## Problem to solve:
Exact reproduction of all the data is needed.

## Website and app data records:
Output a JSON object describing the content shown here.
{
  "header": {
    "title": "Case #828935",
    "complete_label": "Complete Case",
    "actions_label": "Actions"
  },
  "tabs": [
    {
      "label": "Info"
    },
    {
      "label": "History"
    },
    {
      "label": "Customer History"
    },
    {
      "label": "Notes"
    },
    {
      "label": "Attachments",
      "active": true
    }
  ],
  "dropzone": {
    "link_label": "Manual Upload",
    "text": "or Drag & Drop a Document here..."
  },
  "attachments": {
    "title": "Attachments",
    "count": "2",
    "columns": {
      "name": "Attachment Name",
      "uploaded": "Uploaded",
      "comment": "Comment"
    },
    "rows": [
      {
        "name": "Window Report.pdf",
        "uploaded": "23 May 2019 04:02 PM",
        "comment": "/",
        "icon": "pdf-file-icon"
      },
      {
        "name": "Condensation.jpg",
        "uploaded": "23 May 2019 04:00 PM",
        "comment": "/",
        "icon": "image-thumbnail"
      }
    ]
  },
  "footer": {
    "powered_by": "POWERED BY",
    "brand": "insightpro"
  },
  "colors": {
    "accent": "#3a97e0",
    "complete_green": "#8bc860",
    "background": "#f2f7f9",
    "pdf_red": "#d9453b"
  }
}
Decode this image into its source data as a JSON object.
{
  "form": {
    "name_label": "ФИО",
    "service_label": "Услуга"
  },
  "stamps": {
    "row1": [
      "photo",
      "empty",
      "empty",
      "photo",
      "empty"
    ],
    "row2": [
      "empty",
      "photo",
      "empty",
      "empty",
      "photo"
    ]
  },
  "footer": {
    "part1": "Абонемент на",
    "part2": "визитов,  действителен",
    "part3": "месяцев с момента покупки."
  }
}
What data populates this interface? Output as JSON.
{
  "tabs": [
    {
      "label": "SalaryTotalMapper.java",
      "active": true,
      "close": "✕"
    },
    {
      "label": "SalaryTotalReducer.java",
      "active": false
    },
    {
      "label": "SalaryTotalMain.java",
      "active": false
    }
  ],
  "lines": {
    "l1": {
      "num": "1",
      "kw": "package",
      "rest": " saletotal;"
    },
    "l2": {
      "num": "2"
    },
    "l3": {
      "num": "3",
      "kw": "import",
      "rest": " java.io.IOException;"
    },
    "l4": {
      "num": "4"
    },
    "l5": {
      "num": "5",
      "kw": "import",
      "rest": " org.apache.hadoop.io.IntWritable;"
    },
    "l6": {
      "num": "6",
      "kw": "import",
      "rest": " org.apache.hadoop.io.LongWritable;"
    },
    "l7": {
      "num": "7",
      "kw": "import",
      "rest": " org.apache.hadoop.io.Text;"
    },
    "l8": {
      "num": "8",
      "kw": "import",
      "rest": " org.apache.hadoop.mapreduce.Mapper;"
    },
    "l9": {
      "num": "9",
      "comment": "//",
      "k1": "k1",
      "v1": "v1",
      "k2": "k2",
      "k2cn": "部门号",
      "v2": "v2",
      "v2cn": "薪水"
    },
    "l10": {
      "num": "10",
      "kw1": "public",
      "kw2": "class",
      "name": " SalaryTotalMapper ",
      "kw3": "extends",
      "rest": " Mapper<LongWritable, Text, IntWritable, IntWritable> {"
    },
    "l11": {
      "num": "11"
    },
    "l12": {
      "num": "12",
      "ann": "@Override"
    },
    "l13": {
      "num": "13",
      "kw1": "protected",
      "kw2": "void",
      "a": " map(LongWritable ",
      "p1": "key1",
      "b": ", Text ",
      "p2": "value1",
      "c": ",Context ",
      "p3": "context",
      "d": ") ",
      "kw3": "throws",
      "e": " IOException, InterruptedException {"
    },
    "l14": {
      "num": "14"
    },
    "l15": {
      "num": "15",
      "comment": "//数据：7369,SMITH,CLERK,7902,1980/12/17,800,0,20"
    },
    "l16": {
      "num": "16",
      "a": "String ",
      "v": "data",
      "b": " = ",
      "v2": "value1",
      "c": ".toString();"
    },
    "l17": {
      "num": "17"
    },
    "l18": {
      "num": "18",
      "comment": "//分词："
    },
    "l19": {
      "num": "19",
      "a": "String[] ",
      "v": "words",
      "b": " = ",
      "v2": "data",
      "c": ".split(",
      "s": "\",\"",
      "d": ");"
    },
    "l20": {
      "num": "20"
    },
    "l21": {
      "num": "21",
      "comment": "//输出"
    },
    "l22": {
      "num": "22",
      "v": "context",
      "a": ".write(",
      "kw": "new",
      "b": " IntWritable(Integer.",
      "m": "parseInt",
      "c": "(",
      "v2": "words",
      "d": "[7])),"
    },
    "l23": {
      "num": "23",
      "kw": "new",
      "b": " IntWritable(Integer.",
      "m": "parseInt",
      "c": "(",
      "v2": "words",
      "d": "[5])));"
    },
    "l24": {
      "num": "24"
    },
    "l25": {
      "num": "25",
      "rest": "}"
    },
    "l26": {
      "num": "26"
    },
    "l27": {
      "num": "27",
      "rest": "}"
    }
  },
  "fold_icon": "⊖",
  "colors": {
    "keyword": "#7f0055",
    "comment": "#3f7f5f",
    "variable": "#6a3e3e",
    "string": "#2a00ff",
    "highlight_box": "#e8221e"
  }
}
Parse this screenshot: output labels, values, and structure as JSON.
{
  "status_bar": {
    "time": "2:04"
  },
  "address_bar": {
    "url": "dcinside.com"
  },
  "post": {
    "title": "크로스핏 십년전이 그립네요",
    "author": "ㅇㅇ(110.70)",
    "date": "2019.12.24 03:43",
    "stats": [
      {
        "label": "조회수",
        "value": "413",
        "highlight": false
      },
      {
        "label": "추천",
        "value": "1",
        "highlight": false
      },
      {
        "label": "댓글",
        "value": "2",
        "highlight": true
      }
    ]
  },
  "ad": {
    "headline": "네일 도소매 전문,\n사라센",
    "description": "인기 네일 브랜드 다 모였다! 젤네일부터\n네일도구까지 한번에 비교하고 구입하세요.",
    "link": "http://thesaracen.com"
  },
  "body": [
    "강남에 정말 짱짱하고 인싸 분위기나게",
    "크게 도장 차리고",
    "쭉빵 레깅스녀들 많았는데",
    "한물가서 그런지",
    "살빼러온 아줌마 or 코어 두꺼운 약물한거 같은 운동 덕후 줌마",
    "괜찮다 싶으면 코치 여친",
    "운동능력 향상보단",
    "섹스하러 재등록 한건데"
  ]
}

## Solution to the exercise:
Output a JSON object describing the content shown here.
{
  "header": {
    "title": "Case #828935",
    "complete_label": "Complete Case",
    "actions_label": "Actions"
  },
  "tabs": [
    {
      "label": "Info"
    },
    {
      "label": "History"
    },
    {
      "label": "Customer History"
    },
    {
      "label": "Notes"
    },
    {
      "label": "Attachments",
      "active": true
    }
  ],
  "dropzone": {
    "link_label": "Manual Upload",
    "text": "or Drag & Drop a Document here..."
  },
  "attachments": {
    "title": "Attachments",
    "count": "2",
    "columns": {
      "name": "Attachment Name",
      "uploaded": "Uploaded",
      "comment": "Comment"
    },
    "rows": [
      {
        "name": "Window Report.pdf",
        "uploaded": "23 May 2019 04:02 PM",
        "comment": "/",
        "icon": "pdf-file-icon"
      },
      {
        "name": "Condensation.jpg",
        "uploaded": "23 May 2019 04:00 PM",
        "comment": "/",
        "icon": "image-thumbnail"
      }
    ]
  },
  "footer": {
    "powered_by": "POWERED BY",
    "brand": "insightpro"
  },
  "colors": {
    "accent": "#3a97e0",
    "complete_green": "#8bc860",
    "background": "#f2f7f9",
    "pdf_red": "#d9453b"
  }
}
Decode this image into its source data as a JSON object.
{
  "form": {
    "name_label": "ФИО",
    "service_label": "Услуга"
  },
  "stamps": {
    "row1": [
      "photo",
      "empty",
      "empty",
      "photo",
      "empty"
    ],
    "row2": [
      "empty",
      "photo",
      "empty",
      "empty",
      "photo"
    ]
  },
  "footer": {
    "part1": "Абонемент на",
    "part2": "визитов,  действителен",
    "part3": "месяцев с момента покупки."
  }
}
What data populates this interface? Output as JSON.
{
  "tabs": [
    {
      "label": "SalaryTotalMapper.java",
      "active": true,
      "close": "✕"
    },
    {
      "label": "SalaryTotalReducer.java",
      "active": false
    },
    {
      "label": "SalaryTotalMain.java",
      "active": false
    }
  ],
  "lines": {
    "l1": {
      "num": "1",
      "kw": "package",
      "rest": " saletotal;"
    },
    "l2": {
      "num": "2"
    },
    "l3": {
      "num": "3",
      "kw": "import",
      "rest": " java.io.IOException;"
    },
    "l4": {
      "num": "4"
    },
    "l5": {
      "num": "5",
      "kw": "import",
      "rest": " org.apache.hadoop.io.IntWritable;"
    },
    "l6": {
      "num": "6",
      "kw": "import",
      "rest": " org.apache.hadoop.io.LongWritable;"
    },
    "l7": {
      "num": "7",
      "kw": "import",
      "rest": " org.apache.hadoop.io.Text;"
    },
    "l8": {
      "num": "8",
      "kw": "import",
      "rest": " org.apache.hadoop.mapreduce.Mapper;"
    },
    "l9": {
      "num": "9",
      "comment": "//",
      "k1": "k1",
      "v1": "v1",
      "k2": "k2",
      "k2cn": "部门号",
      "v2": "v2",
      "v2cn": "薪水"
    },
    "l10": {
      "num": "10",
      "kw1": "public",
      "kw2": "class",
      "name": " SalaryTotalMapper ",
      "kw3": "extends",
      "rest": " Mapper<LongWritable, Text, IntWritable, IntWritable> {"
    },
    "l11": {
      "num": "11"
    },
    "l12": {
      "num": "12",
      "ann": "@Override"
    },
    "l13": {
      "num": "13",
      "kw1": "protected",
      "kw2": "void",
      "a": " map(LongWritable ",
      "p1": "key1",
      "b": ", Text ",
      "p2": "value1",
      "c": ",Context ",
      "p3": "context",
      "d": ") ",
      "kw3": "throws",
      "e": " IOException, InterruptedException {"
    },
    "l14": {
      "num": "14"
    },
    "l15": {
      "num": "15",
      "comment": "//数据：7369,SMITH,CLERK,7902,1980/12/17,800,0,20"
    },
    "l16": {
      "num": "16",
      "a": "String ",
      "v": "data",
      "b": " = ",
      "v2": "value1",
      "c": ".toString();"
    },
    "l17": {
      "num": "17"
    },
    "l18": {
      "num": "18",
      "comment": "//分词："
    },
    "l19": {
      "num": "19",
      "a": "String[] ",
      "v": "words",
      "b": " = ",
      "v2": "data",
      "c": ".split(",
      "s": "\",\"",
      "d": ");"
    },
    "l20": {
      "num": "20"
    },
    "l21": {
      "num": "21",
      "comment": "//输出"
    },
    "l22": {
      "num": "22",
      "v": "context",
      "a": ".write(",
      "kw": "new",
      "b": " IntWritable(Integer.",
      "m": "parseInt",
      "c": "(",
      "v2": "words",
      "d": "[7])),"
    },
    "l23": {
      "num": "23",
      "kw": "new",
      "b": " IntWritable(Integer.",
      "m": "parseInt",
      "c": "(",
      "v2": "words",
      "d": "[5])));"
    },
    "l24": {
      "num": "24"
    },
    "l25": {
      "num": "25",
      "rest": "}"
    },
    "l26": {
      "num": "26"
    },
    "l27": {
      "num": "27",
      "rest": "}"
    }
  },
  "fold_icon": "⊖",
  "colors": {
    "keyword": "#7f0055",
    "comment": "#3f7f5f",
    "variable": "#6a3e3e",
    "string": "#2a00ff",
    "highlight_box": "#e8221e"
  }
}
Parse this screenshot: output labels, values, and structure as JSON.
{
  "status_bar": {
    "time": "2:04"
  },
  "address_bar": {
    "url": "dcinside.com"
  },
  "post": {
    "title": "크로스핏 십년전이 그립네요",
    "author": "ㅇㅇ(110.70)",
    "date": "2019.12.24 03:43",
    "stats": [
      {
        "label": "조회수",
        "value": "413",
        "highlight": false
      },
      {
        "label": "추천",
        "value": "1",
        "highlight": false
      },
      {
        "label": "댓글",
        "value": "2",
        "highlight": true
      }
    ]
  },
  "ad": {
    "headline": "네일 도소매 전문,\n사라센",
    "description": "인기 네일 브랜드 다 모였다! 젤네일부터\n네일도구까지 한번에 비교하고 구입하세요.",
    "link": "http://thesaracen.com"
  },
  "body": [
    "강남에 정말 짱짱하고 인싸 분위기나게",
    "크게 도장 차리고",
    "쭉빵 레깅스녀들 많았는데",
    "한물가서 그런지",
    "살빼러온 아줌마 or 코어 두꺼운 약물한거 같은 운동 덕후 줌마",
    "괜찮다 싶으면 코치 여친",
    "운동능력 향상보단",
    "섹스하러 재등록 한건데"
  ]
}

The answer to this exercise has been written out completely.